By Lisa Carr
There was an article in Sydsvenska Dagbladet before Christmas about a couple in Lund who were prohibited by a judge from naming their daughter Buppy. It would have been the child's third given name: Love Petra Buppy. The last name, which I will keep to myself, was a common Swedish surname. I think the decision was unfair, really, given that another Skåne couple were permitted to christen their daughter Adolfina Stalina. But both families were heading in a positive direction - giving their kids distinctive (if unfortunately embarrassing) names.
Both "Lisa" and "Werner" are relatively common names in Sweden. There's a swimmer here named Tommy Werner who just won the silver medal in the 100m at the world championships in Australia. There's a comedy team called Werner & Werner. So my name draws little notice, except for joking references to the chief of the communist - I mean left-wing - party here, Lars Werner. On the other hand, it is different enough that I don't get mistaken for anyone else. I've never met another Lisa Werner. But some Swedes don't have it so easy.
Previously I talked about the personnummer - the 10-digit thing that distinguishes Swedes from one another and follows them to the grave. You'd think that with a population of only 8.5 million people, roughly equal to that of New York City, Sweden wouldn't need to number its people; they could just use their names. Not so.
This is my theory: There aren't enough names to go around in Sweden, so people have to share them.
After all, more than 5 persent of the people here are named Andersson. My ancestors, like yours, were named Ericsson and Jansson and Andersson and Mattsson, et. We took the unusual Swedish name of Dudero for that reason when we emigrated to America. The US system, at least at that time, depended on names. Johan Andersson was not considered a distinctive one.
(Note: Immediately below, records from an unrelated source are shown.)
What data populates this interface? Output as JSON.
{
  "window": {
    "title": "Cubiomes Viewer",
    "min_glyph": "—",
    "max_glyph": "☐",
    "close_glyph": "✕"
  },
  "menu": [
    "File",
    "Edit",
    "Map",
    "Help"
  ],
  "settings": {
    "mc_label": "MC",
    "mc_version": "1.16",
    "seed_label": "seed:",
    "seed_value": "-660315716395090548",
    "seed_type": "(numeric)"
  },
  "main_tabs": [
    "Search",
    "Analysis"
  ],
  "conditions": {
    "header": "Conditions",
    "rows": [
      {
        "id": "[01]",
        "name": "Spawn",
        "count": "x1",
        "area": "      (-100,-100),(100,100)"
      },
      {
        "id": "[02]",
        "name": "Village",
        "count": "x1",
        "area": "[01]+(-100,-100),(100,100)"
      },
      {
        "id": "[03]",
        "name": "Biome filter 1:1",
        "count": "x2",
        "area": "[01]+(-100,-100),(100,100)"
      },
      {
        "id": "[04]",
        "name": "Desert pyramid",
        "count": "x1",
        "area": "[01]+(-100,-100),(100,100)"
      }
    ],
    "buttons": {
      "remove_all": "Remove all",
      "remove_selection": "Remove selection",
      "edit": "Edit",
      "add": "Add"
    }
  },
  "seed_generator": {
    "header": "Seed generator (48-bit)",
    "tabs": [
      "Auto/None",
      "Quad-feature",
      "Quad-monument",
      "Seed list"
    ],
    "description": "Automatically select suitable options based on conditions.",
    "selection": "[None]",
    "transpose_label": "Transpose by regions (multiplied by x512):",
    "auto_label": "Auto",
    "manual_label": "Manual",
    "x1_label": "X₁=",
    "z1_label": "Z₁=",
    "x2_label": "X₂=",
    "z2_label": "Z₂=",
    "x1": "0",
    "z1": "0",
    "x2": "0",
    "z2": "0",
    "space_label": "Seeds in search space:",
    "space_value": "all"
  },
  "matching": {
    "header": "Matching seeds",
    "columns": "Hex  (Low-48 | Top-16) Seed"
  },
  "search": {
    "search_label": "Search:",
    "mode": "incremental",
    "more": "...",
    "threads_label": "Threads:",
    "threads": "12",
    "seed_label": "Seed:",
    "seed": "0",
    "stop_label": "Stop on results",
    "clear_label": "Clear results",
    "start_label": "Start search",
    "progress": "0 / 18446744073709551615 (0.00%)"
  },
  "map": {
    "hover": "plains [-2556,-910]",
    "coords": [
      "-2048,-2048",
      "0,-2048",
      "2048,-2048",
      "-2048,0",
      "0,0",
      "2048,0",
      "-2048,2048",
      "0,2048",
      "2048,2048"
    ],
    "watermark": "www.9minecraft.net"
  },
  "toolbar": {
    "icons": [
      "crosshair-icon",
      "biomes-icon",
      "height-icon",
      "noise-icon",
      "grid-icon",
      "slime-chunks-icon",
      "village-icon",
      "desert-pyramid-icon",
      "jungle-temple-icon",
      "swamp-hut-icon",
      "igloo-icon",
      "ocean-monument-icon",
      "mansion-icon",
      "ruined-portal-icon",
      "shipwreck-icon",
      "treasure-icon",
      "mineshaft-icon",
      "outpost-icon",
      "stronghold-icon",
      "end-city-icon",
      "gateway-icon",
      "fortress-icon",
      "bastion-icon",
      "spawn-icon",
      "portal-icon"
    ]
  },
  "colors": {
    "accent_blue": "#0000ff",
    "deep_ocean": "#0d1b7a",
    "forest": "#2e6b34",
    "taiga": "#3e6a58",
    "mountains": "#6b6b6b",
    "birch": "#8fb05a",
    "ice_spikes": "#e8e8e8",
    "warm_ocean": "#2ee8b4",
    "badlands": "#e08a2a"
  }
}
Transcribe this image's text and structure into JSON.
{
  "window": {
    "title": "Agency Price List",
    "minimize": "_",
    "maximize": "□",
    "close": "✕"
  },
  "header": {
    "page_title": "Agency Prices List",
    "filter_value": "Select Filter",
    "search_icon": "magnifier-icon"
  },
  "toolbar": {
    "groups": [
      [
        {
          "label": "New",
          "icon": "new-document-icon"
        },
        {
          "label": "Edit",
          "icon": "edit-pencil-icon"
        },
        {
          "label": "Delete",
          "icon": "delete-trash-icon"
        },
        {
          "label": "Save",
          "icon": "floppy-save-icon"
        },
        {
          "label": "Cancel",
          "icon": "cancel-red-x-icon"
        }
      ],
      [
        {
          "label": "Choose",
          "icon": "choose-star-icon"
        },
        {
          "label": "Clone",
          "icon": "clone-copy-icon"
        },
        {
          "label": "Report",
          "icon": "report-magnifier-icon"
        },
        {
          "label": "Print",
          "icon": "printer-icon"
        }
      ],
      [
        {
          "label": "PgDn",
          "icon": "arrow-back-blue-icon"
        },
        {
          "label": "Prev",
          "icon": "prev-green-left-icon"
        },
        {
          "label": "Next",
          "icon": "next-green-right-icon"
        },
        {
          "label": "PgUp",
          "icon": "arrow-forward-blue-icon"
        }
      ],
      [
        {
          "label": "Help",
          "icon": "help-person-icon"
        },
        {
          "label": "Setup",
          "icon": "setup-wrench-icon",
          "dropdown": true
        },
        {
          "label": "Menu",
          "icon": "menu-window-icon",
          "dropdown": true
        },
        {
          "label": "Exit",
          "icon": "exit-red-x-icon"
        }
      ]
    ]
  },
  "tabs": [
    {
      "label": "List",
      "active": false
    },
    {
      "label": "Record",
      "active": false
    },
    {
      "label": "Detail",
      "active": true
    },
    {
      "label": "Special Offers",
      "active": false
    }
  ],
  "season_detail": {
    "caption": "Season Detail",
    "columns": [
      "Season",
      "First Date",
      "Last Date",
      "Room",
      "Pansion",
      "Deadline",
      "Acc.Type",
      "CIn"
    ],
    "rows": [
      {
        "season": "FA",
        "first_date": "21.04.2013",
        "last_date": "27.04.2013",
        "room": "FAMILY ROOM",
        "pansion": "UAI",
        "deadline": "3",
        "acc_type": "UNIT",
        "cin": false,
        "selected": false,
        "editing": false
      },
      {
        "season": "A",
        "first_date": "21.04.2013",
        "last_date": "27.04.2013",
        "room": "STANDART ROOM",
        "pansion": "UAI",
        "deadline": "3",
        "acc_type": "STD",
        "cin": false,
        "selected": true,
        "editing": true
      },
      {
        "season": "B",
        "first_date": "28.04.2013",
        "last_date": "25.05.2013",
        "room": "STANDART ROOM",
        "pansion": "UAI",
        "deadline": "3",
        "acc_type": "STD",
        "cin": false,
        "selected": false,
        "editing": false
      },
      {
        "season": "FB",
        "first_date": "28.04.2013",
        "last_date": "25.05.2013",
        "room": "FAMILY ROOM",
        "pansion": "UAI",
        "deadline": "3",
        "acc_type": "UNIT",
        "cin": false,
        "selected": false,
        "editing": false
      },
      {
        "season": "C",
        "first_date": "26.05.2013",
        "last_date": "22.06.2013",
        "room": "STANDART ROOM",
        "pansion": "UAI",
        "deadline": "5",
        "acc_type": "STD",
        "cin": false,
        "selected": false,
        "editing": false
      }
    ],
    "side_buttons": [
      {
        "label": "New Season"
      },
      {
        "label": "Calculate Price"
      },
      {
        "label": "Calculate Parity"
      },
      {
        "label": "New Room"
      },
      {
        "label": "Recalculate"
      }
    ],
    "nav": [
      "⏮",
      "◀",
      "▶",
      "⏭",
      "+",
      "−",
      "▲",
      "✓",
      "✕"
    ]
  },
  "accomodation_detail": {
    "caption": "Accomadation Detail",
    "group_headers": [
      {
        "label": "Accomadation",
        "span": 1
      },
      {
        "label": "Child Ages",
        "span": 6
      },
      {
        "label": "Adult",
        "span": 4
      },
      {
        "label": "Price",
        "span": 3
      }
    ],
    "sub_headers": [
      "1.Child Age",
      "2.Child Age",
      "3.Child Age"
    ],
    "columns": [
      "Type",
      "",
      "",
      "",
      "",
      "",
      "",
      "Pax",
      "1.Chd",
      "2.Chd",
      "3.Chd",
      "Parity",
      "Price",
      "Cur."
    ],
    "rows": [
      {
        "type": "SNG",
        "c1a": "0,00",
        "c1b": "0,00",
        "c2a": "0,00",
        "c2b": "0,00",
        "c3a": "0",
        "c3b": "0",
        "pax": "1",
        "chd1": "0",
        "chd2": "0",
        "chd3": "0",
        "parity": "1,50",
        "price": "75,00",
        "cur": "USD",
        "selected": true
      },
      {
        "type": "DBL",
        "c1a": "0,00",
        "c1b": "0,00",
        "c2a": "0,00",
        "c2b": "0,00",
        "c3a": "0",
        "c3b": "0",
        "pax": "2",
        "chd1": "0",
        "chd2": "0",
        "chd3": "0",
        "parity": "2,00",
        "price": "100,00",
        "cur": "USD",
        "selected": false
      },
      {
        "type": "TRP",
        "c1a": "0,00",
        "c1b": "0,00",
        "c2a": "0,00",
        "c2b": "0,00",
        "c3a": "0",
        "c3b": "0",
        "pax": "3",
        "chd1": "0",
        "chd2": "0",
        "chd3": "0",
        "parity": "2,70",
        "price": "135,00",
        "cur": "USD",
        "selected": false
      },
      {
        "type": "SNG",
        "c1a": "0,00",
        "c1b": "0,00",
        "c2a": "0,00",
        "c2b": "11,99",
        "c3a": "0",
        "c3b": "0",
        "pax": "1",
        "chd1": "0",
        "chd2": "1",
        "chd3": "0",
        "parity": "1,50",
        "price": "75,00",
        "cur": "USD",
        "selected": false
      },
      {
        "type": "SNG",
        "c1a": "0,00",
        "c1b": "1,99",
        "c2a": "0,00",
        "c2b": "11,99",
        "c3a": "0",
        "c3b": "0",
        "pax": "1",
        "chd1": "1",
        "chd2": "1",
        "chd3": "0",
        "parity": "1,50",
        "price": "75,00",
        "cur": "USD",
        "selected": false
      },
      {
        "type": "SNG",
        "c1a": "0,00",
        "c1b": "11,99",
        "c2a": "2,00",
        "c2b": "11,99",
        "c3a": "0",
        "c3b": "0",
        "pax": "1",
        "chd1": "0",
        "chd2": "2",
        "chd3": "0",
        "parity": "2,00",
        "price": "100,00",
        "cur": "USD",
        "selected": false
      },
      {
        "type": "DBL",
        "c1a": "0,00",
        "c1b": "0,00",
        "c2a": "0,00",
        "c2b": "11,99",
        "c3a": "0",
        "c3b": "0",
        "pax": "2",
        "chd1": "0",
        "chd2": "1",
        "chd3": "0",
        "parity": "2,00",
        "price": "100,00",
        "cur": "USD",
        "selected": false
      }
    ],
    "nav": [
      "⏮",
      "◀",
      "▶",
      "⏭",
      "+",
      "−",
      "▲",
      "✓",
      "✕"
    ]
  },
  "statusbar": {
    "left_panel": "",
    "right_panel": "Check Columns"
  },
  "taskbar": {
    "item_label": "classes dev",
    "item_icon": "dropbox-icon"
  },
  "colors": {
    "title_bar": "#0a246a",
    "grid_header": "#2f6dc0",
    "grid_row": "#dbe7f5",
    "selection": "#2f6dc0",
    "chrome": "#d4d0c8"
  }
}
I watched a fotboll (that's soccer for us Americans) game on TV one night, and there were two guys named Patrik Andersson on one team, and two guys named Magunus Pettersson or something on the other. Patrik and Patrik and Magnus and Magnus more than likely have their own special names for each other, nicknames we probably don't want to know the origins of, but the fact is, we don't know them, and neither did the announcer. He had to keep calling them "Patrik Andersson number 5" and Patrik Andersson number 7" because, keep in mind, he couldn't just say Andersson - there was also a Mats Andersson and an Torbjörn Andersson, etc. Maybe a team roster with all of the personal numbers would have been more useful. ("Nice header there by 620104-5491!").
I'm not picking on people named Magnus or Andersson or anyone else here. They're nice names. There are a lot of other common first names and plenty of typical last names that don't end in "son". But to me it's interesting. To the Swedes, it doesn't seem to be a big deal. A friend of mine in Stockholm, Robert Johansson, once asked me to call him at his office. And, of course, he's not the only Robert Johansson in that office. "How do I indicate which Robert I'm calling?" I asked. "Just ask for 'Bianco,' the blond one," he said.
The problem, however, is that I think Sweden may actually be losing names, certainly a dangerous trend. There are lots of names on my name-day calendar here that I've never heard in public: Torkel, Brynolf, Germund, Baltsar, Algot, Tyko, Hilding, Desideria. I would never forget a guy named Torket Algotsson. Or a girl named Love Petra Buppy Eriksson.
On the positive side, the phone book is a fascinating read here because of the same-name phenomenon. When the same name appears more than once, people often give their occupations. Thaty way you know if it's Ingvar Carlsson the prime minister you're calling up or Ingvar Carlsson the shoe salesman. If you can't tell the difference otherwise.
There is no Lisa Werner in the Malmö phone book, or any other Swedish phone book I've consulted. But theoretically there could be another one out there. My friends say that one is enough.